In 1923, young Jim Hetherton is target shooting when he accidentally shoots his dog. The event is so traumatic that even as an adult, Jim (Franchot Tone) remains adamantly against killing, so in 1938, when war comes to England, Jim registers as a conscientious objector to avoid being forced to take a life. His grandfather respects his decision, though he warns Jim that he may have a tough time of it, and indeed, he is forced to stop teaching and must find work helping out on local farms, replacing the young men who are off at war. Jim's brother Roger and his wife May have brought a young Austrian refugee named Dora (Veronica Lake) to live at the Hetherton country estate, and Jim has fallen in love with her. What none of them know is that she is actually a Nazi spy who travels to town periodically to pass information on to her handlers. When, as a German, she is threatened with detention in an internment camp for the duration of the war, Jim marries her. Eventually, Dora discovers that there is a small hidden airfield near the Hethertons and she attempts to light a fire one night in order to draw German planes to the area, but her plans are foiled. Before long, she gets another chance; this time, she plans on setting a fire in the house, but when May's young son discovers her, will she resort to murder to accomplish her mission?

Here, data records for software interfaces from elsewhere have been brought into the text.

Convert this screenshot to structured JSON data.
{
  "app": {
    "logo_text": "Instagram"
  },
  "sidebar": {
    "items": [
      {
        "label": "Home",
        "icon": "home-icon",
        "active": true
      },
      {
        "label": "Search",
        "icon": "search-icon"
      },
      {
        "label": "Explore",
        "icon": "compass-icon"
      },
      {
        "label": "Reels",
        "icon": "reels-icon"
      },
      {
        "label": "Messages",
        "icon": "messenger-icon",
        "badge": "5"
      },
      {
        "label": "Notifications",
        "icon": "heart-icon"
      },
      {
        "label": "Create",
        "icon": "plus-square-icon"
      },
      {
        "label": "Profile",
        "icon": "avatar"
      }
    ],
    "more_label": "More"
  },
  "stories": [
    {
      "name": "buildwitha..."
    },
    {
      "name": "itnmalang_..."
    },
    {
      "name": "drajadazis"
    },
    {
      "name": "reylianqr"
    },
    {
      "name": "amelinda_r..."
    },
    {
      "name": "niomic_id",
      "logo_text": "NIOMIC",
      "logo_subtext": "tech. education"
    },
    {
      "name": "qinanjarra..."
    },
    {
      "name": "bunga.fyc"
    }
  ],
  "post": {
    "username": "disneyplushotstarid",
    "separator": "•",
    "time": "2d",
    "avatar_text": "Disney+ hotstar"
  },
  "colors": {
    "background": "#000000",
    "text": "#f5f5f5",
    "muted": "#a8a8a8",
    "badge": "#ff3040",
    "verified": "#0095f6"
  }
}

The other question: if Jim discovers her sabotage, will he give up his pacifism and become an executioner?

For some reason, this Paramount film (not quite glossy enough—or long enough—to be an A-film, but a little too classy to be a B-film) never seems to have gotten a home video release so I watched a less-than-ideal YouTube print. When I first realized that sultry Veronica Lake was playing the villain, I thought she'd give a laughable performance, but she's really quite good, as good as anyone else in the cast. Her hair is up and braided so she no longer has the peek-a-boo style that made her famous, and it took me a few minutes to recognize her. I've always found Tone to be a fairly bland actor, and he remains so here, but I suppose that fits the stereotype of the wartime pacifist. Binnie Barnes has a couple of good moments as the big city sister-in-law. She gets my favorite line: "Give me a whisky—and don’t drown in it in soda or I’ll murder you!" John Sutton is fine as Roger (I sort of wish he and Tone had switched roles), as is Henry Stephenson as the grandfather. Nils Asther has a small role as one of Dora's handlers. Coming out in 1944, it was a bit late in the game to be an effective propaganda piece, but it works well enough as a spy thriller, with a satisfying, if predictable, ending. Pictured is Lake in a studio publicity shot. [YouTube]